The screen has a full HD native resolution, its edge LED lighting system is supported by local dimming (where segments of the lights can be controlled individually to boost contrast) and motion should be boosted by LG’s 800 Motion Clarity Index system, which combines a 100Hz native panel with backlight scanning and frame interpolation to deliver an 800Hz-like effect.
The 47LB730V carries a long list of picture calibration aids, ranging from colour management, white balance and gamma fine tuners through to sharpness and contrast boosters and the more regular backlight and noise reduction tools.
SEE ALSO: LG Smart TV WebOS review
LG 47LB730V: Set up
You’ll definitely need to spend some time with the 47LB730V’s picture features if you want to optimise its performance. In particular, using most of the picture presets will leave you with backlight and contrast settings that are way too high. We’d recommend reducing the backlight to as low as 30% for dark room viewing, and the contrast to around 80, to reduce noise and improved black level response.
We’d also recommend turning off all noise reduction systems when viewing HD to stop the picture looking soft, and never using the ‘TruMotion’ processing on anything higher than its Clear setting (unless you’re watching 3D, when Standard sometimes works better).

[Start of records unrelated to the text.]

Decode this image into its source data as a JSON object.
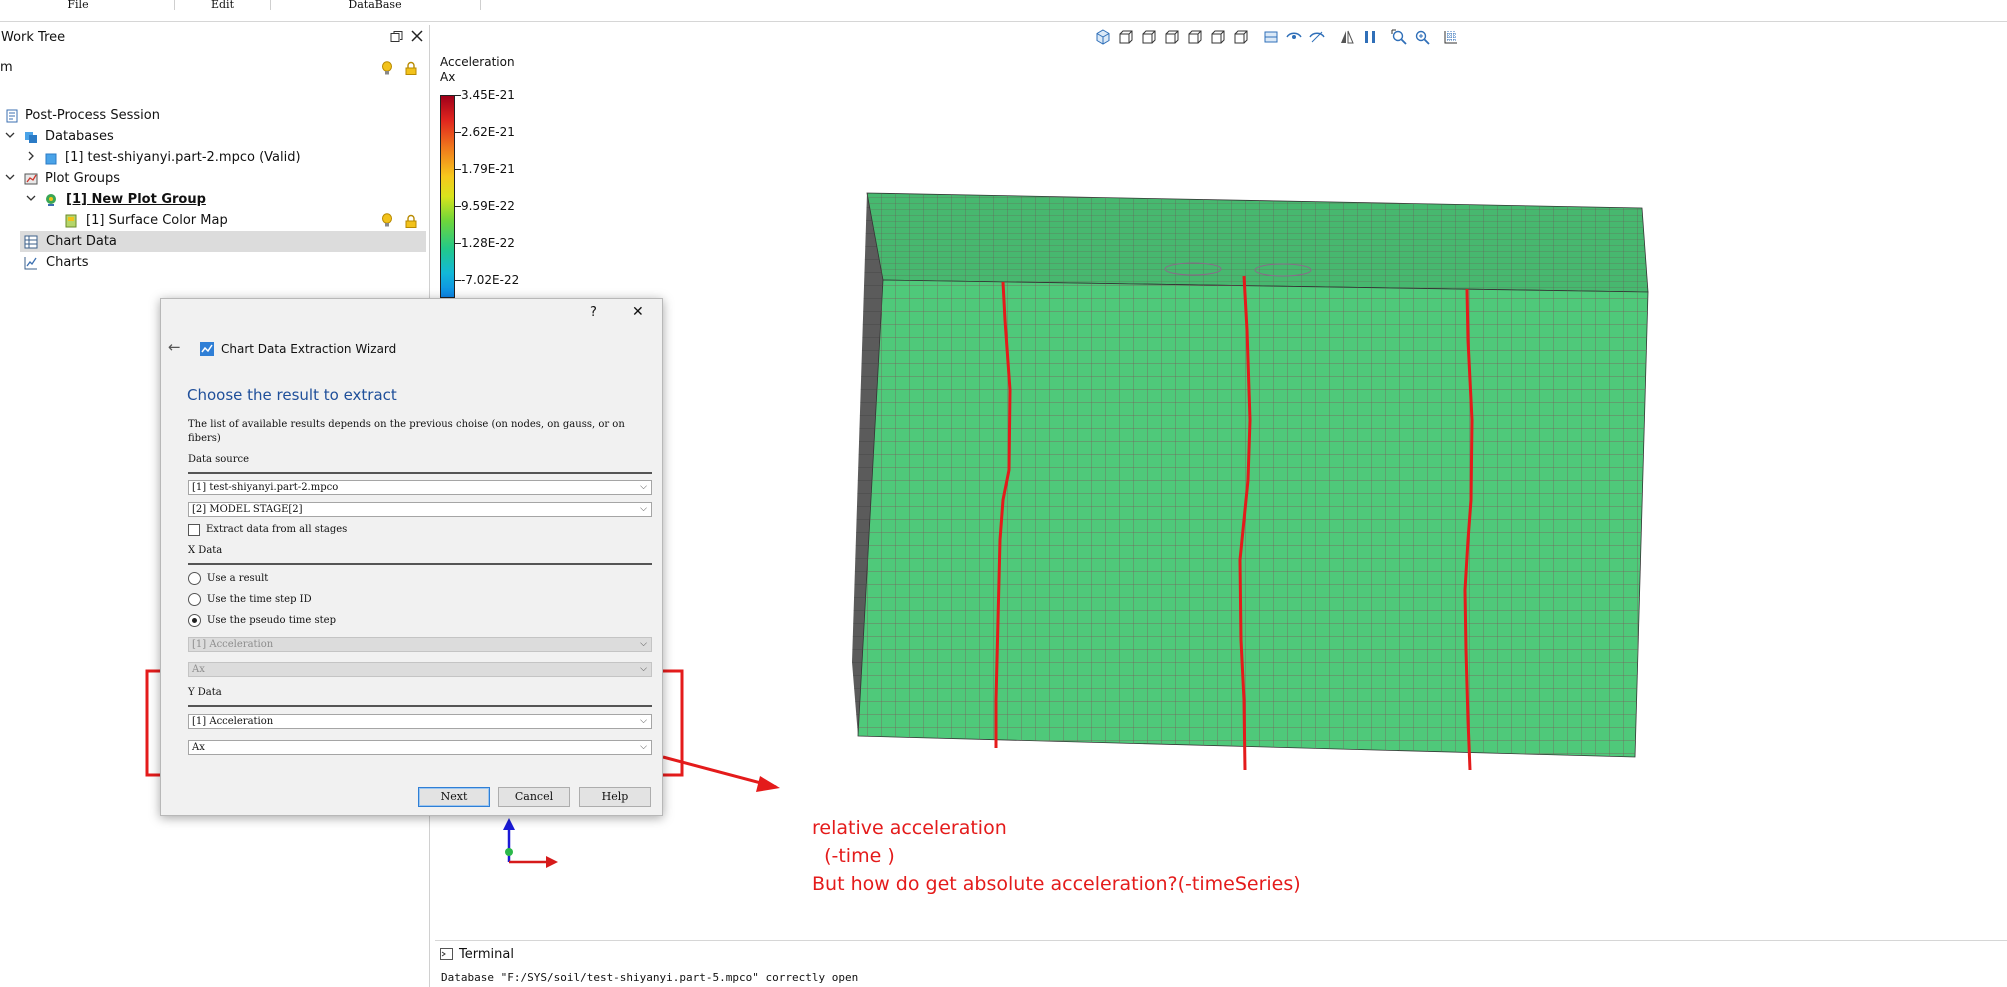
{
  "menu": {
    "file": "File",
    "edit": "Edit",
    "database": "DataBase"
  },
  "work_tree": {
    "title": "Work Tree",
    "filter_text": "m",
    "items": {
      "session": "Post-Process Session",
      "databases": "Databases",
      "db_item": "[1] test-shiyanyi.part-2.mpco (Valid)",
      "plot_groups": "Plot Groups",
      "plot_group": "[1] New Plot Group",
      "surface_map": "[1] Surface Color Map",
      "chart_data": "Chart Data",
      "charts": "Charts"
    }
  },
  "legend": {
    "title_line1": "Acceleration",
    "title_line2": "Ax",
    "labels": [
      "3.45E-21",
      "2.62E-21",
      "1.79E-21",
      "9.59E-22",
      "1.28E-22",
      "-7.02E-22"
    ]
  },
  "wizard": {
    "help_glyph": "?",
    "close_glyph": "✕",
    "back_glyph": "←",
    "title": "Chart Data Extraction Wizard",
    "heading": "Choose the result to extract",
    "description": "The list of available results depends on the previous choise (on nodes, on gauss, or on fibers)",
    "data_source_label": "Data source",
    "source_value": "[1] test-shiyanyi.part-2.mpco",
    "stage_value": "[2] MODEL STAGE[2]",
    "extract_all_label": "Extract data from all stages",
    "x_data_label": "X Data",
    "x_options": [
      "Use a result",
      "Use the time step ID",
      "Use the pseudo time step"
    ],
    "x_result_value": "[1] Acceleration",
    "x_comp_value": "Ax",
    "y_data_label": "Y Data",
    "y_result_value": "[1] Acceleration",
    "y_comp_value": "Ax",
    "buttons": {
      "next": "Next",
      "cancel": "Cancel",
      "help": "Help"
    }
  },
  "annotation": {
    "line1": "relative acceleration",
    "line2": "  (-time )",
    "line3": "But how do get absolute acceleration?(-timeSeries)",
    "color": "#e41b1b"
  },
  "terminal": {
    "title": "Terminal",
    "message": "Database \"F:/SYS/soil/test-shiyanyi.part-5.mpco\" correctly open"
  },
  "colors": {
    "mesh_fill": "#4fc97a",
    "mesh_top": "#47b86f",
    "mesh_side": "#5b5b5b",
    "accent": "#2f7fd6",
    "dialog_heading": "#1f4f9a"
  }
}
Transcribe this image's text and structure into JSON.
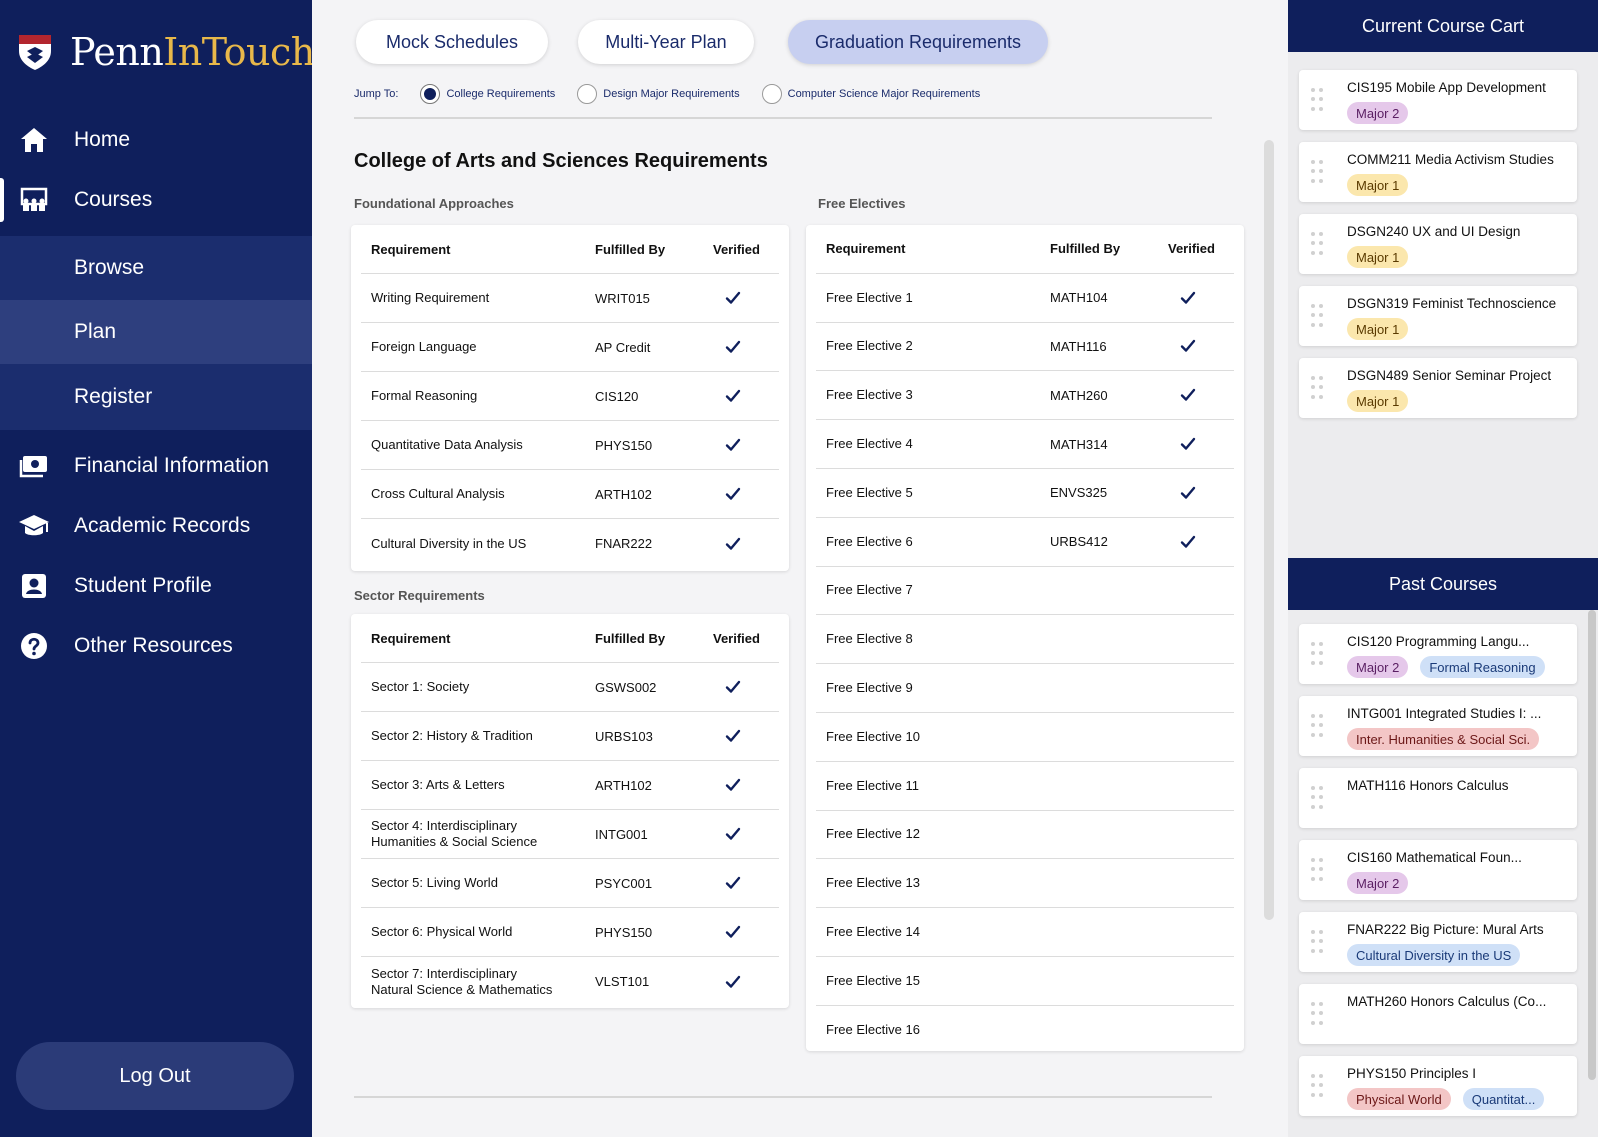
{
  "brand": {
    "part1": "Penn",
    "part2": "InTouch"
  },
  "nav": {
    "home": "Home",
    "courses": "Courses",
    "browse": "Browse",
    "plan": "Plan",
    "register": "Register",
    "financial": "Financial Information",
    "academic": "Academic Records",
    "profile": "Student Profile",
    "other": "Other Resources",
    "logout": "Log Out"
  },
  "tabs": [
    "Mock Schedules",
    "Multi-Year Plan",
    "Graduation Requirements"
  ],
  "jump": {
    "label": "Jump To:",
    "options": [
      "College Requirements",
      "Design Major Requirements",
      "Computer Science Major Requirements"
    ]
  },
  "page_title": "College of Arts and Sciences Requirements",
  "foundational": {
    "label": "Foundational Approaches",
    "headers": [
      "Requirement",
      "Fulfilled By",
      "Verified"
    ],
    "rows": [
      [
        "Writing Requirement",
        "WRIT015"
      ],
      [
        "Foreign Language",
        "AP Credit"
      ],
      [
        "Formal Reasoning",
        "CIS120"
      ],
      [
        "Quantitative Data Analysis",
        "PHYS150"
      ],
      [
        "Cross Cultural Analysis",
        "ARTH102"
      ],
      [
        "Cultural Diversity in the US",
        "FNAR222"
      ]
    ]
  },
  "sector": {
    "label": "Sector Requirements",
    "headers": [
      "Requirement",
      "Fulfilled By",
      "Verified"
    ],
    "rows": [
      [
        "Sector 1: Society",
        "GSWS002"
      ],
      [
        "Sector 2: History & Tradition",
        "URBS103"
      ],
      [
        "Sector 3: Arts & Letters",
        "ARTH102"
      ],
      [
        "Sector 4: Interdisciplinary",
        "INTG001",
        "Humanities & Social Science"
      ],
      [
        "Sector 5: Living World",
        "PSYC001"
      ],
      [
        "Sector 6: Physical World",
        "PHYS150"
      ],
      [
        "Sector 7: Interdisciplinary",
        "VLST101",
        "Natural Science & Mathematics"
      ]
    ]
  },
  "free": {
    "label": "Free Electives",
    "headers": [
      "Requirement",
      "Fulfilled By",
      "Verified"
    ],
    "rows": [
      [
        "Free Elective 1",
        "MATH104"
      ],
      [
        "Free Elective 2",
        "MATH116"
      ],
      [
        "Free Elective 3",
        "MATH260"
      ],
      [
        "Free Elective 4",
        "MATH314"
      ],
      [
        "Free Elective 5",
        "ENVS325"
      ],
      [
        "Free Elective 6",
        "URBS412"
      ],
      [
        "Free Elective 7",
        ""
      ],
      [
        "Free Elective 8",
        ""
      ],
      [
        "Free Elective 9",
        ""
      ],
      [
        "Free Elective 10",
        ""
      ],
      [
        "Free Elective 11",
        ""
      ],
      [
        "Free Elective 12",
        ""
      ],
      [
        "Free Elective 13",
        ""
      ],
      [
        "Free Elective 14",
        ""
      ],
      [
        "Free Elective 15",
        ""
      ],
      [
        "Free Elective 16",
        ""
      ]
    ]
  },
  "cart": {
    "title": "Current Course Cart",
    "items": [
      {
        "title": "CIS195 Mobile App Development",
        "badges": [
          "Major 2"
        ]
      },
      {
        "title": "COMM211 Media Activism Studies",
        "badges": [
          "Major 1"
        ]
      },
      {
        "title": "DSGN240 UX and UI Design",
        "badges": [
          "Major 1"
        ]
      },
      {
        "title": "DSGN319 Feminist Technoscience",
        "badges": [
          "Major 1"
        ]
      },
      {
        "title": "DSGN489 Senior Seminar Project",
        "badges": [
          "Major 1"
        ]
      }
    ]
  },
  "past": {
    "title": "Past Courses",
    "items": [
      {
        "title": "CIS120 Programming Langu...",
        "badges": [
          "Major 2",
          "Formal Reasoning"
        ]
      },
      {
        "title": "INTG001 Integrated Studies I: ...",
        "badges": [
          "Inter. Humanities & Social Sci."
        ]
      },
      {
        "title": "MATH116 Honors Calculus",
        "badges": []
      },
      {
        "title": "CIS160 Mathematical Foun...",
        "badges": [
          "Major 2"
        ]
      },
      {
        "title": "FNAR222 Big Picture: Mural Arts",
        "badges": [
          "Cultural Diversity in the US"
        ]
      },
      {
        "title": "MATH260 Honors Calculus (Co...",
        "badges": []
      },
      {
        "title": "PHYS150 Principles I",
        "badges": [
          "Physical World",
          "Quantitat..."
        ]
      }
    ]
  },
  "colors": {
    "navy": "#0f1f5c",
    "gold": "#e8b84a",
    "major2": "#e5c8ea",
    "major1": "#fbe7ad",
    "blue_badge": "#cfe0f7",
    "red_badge": "#f3c6c6"
  }
}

The most important thing, though, is to make sure you’ve got the local dimming setting turned on, but that you’re only using it on its low setting. We’ll go into why in the picture quality section.